Dick Jackson, my editor at Orchard Books, pushes me that way. When we were collaborating onWonder, he asked me what Jessica’s father did for a living. I made lists — lawyer, appliance salesman, astronaut — searching for the right job, something that wasn’t boring or a cliché. Jessica’s father makes pantyhose for fat women. It works because it would terribly embarrass an almost-thirteen-year-old to be expected to wear the “Big and Pretty” sweatshirt her father would have proudly given her, which echoes the humiliations poor Jessica suffers throughout the plot. It had the added bonus of making the father a more real person. Also, it tickled us. DJ and I both liked saying, “pantyhose for fat women.”

Can writing be taught to children this way? How lucky students would be to have a teacher who challenged them to discover the most interesting occupation for a character, what the character craves when she’s thirsty, what mood she is in while she works. I loved Judy Blume’s Are You There, God? It’s Me, Margaret (Bradbury) from the first page, when Margaret knew it was hot because she caught her mother sniffing under her arms. The reason the symbolism in A Separate Peace (Macmillan) by John Knowles affected me is that, like Gene, I fell in love with Finny — a palpably real person who flowed when he walked, had ears set close against his head, and believed stubbornly in goodness. The books that made me a reader, and then a writer, were the ones whose characters I came to know, through their singularity, better than myself or my friends. I think writing would be so much more exciting and less daunting for children if the emphasis were put on the details, the questions that propel the writer to create astonishing, unique characters who, by their juxtaposition with other astonishing, unique characters, make stories happen.

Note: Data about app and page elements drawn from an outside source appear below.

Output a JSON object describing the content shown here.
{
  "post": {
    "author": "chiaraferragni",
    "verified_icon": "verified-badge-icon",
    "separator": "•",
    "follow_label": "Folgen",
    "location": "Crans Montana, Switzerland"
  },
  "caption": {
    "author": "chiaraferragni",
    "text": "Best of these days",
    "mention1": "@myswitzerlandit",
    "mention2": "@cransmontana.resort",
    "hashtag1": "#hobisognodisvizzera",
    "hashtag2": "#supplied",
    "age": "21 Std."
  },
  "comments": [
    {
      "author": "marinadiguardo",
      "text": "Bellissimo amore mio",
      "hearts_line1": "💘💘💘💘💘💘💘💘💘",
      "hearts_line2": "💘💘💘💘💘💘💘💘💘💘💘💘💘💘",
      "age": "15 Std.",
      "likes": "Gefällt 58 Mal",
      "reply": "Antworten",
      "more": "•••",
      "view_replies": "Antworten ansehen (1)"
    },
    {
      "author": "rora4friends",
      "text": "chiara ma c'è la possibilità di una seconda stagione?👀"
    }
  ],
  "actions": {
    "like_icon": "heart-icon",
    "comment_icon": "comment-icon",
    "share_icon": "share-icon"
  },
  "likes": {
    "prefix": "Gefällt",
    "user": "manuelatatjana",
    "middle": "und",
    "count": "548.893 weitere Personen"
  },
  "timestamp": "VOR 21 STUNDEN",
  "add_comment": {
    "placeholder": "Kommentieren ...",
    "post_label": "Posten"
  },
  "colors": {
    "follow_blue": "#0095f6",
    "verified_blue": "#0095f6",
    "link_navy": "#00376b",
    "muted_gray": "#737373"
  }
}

I hope I am again becoming a person who would ask what a friend’s father was like when he was alive instead of offering pat condolences. My grandmother kept her jewelry in satin pouches that she allowed me to handle and always changed her clothes in the closet. I try to concentrate on things like that, because the same things that make my characters real for me keep Grammy alive in my memory. I want to know how a character smells, what he hates to eat, which part of herself she’d change if she could. While I sit typing at my computer I might cry, or tense my muscles, or pout or laugh or smile, and when things are going well that’s how I discover what the character does. On horrible days I realize that I am headed nowhere, that I will have to throw away thirty pages of manuscript and two months’work having gained only the knowledge that the narrator has a dog and that it’s summer. I sometimes spend six hours on one sentence. But what is my mood while I write? I feel exhilarated. I have fun. I don’t worry much about similes now, or about not liking Scotch or cigarettes. I spend my days in red sweats and pink socks, making stuff up until it is true.

No, it doesn’t require overwhelming discipline, and yes, I am very lucky.

From the May/June 1994 issue of The Horn Book Magazine

Comment Policy:
  1. Be respectful, and do not attack the author, people mentioned in the article, or other commenters. Take on the idea, not the messenger.
  2. Don't use obscene, profane, or vulgar language.
  3. Stay on point. Comments that stray from the topic at hand may be deleted.

We are not able to monitor every comment that comes through (though some comments with links to multiple URLs are held for spam-check moderation by the system). If you see something objectionable, please let us know. Once a comment has been flagged, a staff member will investigate.

We accept clean XHTML in comments, but don't overdo it and please limit the number of links submitted in your comment. For more info, see the full Terms of Use.

Speak Your Mind